All About Tile - INSTALLATION RELATED QUESTIONS

Due to the extensive range of variables inherent to tile installation – tile types, setting materials, underlayments and substrates – Ragno USA stipulates the installation recommendations published in the TCNA (Tile Council of North America) Handbook for Ceramic Tile Installations as recognized industry guidelines for proper installation techniques. 

When choosing setting materials and grouts it is best to maintain a monolithic system, i.e. choosing all materials from one manufacturer.  All reputable installation systems manufacturers will have a technical support team to assist with questions related to these choices. 

A tile’s shade (dye lot) refers to the coloration and reflectivity of a tile. A tile’s caliber refers to its facial dimension (size) and is measured with a tool called a caliper (often the terms are confused). Ragno carefully selects its tile and indicates on every box the particular shade (dye lot) and caliber to offer customers consistency throughout an installation. Since natural materials are used in both the body and glazes of the tile, slight variations in shade and caliber are normally inherent from one production run to the next. Typically, Ragno shades (dye lots) are indicated by either an alpha/numeric combination or a three or four-digit numeral (i.e. A16, 3408, 250, etc.) while caliber sizes are normally shown as 07, 08, 09, 00, 01, 02, etc.

It is important to purchase tile that has the same shade (dye lot) and caliber, if at all possible, to ensure a pleasing aesthetic appearance as well as consistent grout joints. Using different caliber sizes result in a variation in grout joint widths, exaggerated as the size of the tile increases.  Normally, with Ragno products, two adjacent calibers (i.e. 07 with 08 or 08 with 09 - not 07 with 09) can be used in an installation if the installer is aware of the variation before the installation is begun because the slight difference can be adjusted within the grout joint. It is generally not acceptable to begin an installation with one size and abruptly change to another at some point.
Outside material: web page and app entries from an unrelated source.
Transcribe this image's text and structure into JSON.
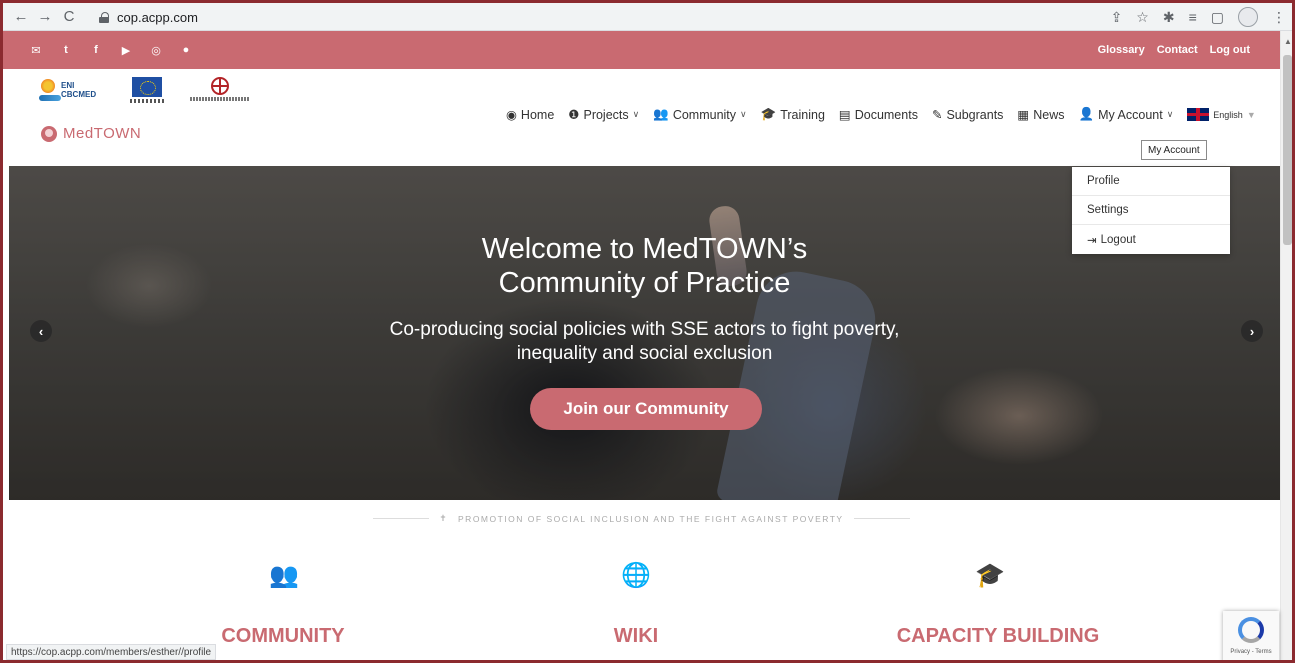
{
  "browser": {
    "url": "cop.acpp.com",
    "status_url": "https://cop.acpp.com/members/esther//profile"
  },
  "utility_bar": {
    "links": [
      "Glossary",
      "Contact",
      "Log out"
    ]
  },
  "header": {
    "brand": "MedTOWN",
    "logo_eni_text": "ENI CBCMED",
    "nav": {
      "home": "Home",
      "projects": "Projects",
      "community": "Community",
      "training": "Training",
      "documents": "Documents",
      "subgrants": "Subgrants",
      "news": "News",
      "my_account": "My Account",
      "language": "English"
    },
    "tooltip": "My Account"
  },
  "dropdown": {
    "items": [
      "Profile",
      "Settings",
      "Logout"
    ]
  },
  "hero": {
    "title_line1": "Welcome to MedTOWN’s",
    "title_line2": "Community of Practice",
    "subtitle_line1": "Co-producing social policies with SSE actors to fight poverty,",
    "subtitle_line2": "inequality and social exclusion",
    "cta": "Join our Community"
  },
  "section": {
    "tagline": "PROMOTION OF SOCIAL INCLUSION AND THE FIGHT AGAINST POVERTY",
    "features": [
      "COMMUNITY",
      "WIKI",
      "CAPACITY BUILDING"
    ]
  },
  "recaptcha": {
    "text": "Privacy - Terms"
  },
  "colors": {
    "accent": "#c96a71",
    "frame": "#8b2a2f"
  }
}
Both Frost Resistance and Coefficient of Friction are criteria that must be considered when selecting tile that will be installed horizontally outdoors in freeze-thaw areas or in areas with similar environments such as walk-in freezers.   

Frost resistance is determined by the water absorption rating of a tile.  To be recognized as porcelain, a tile must be impervious with < 0.5% water absorption.  This results in a frost resistant body capable of withstanding the rigors presented by freeze-thaw conditions. 

The second factor to note when selecting a tile for outdoor usage is Coefficient of Friction, i.e. how slip-resistant is the tile?  The ADA (Americans with Disabilities Act) recommendation for slip-resistant accessible routes is a Wet COF >0.6 (> 0.8 for ramps). 

So, for freeze-thaw areas, choose Porcelain tile with a Wet Coefficient of Friction>0.6and verify that any trims selected meet the same criteria.

These combined guidelines are critical when selecting tile for exterior horizontal installations.  For vertical exterior installations, Frost Resistance is the primary factor.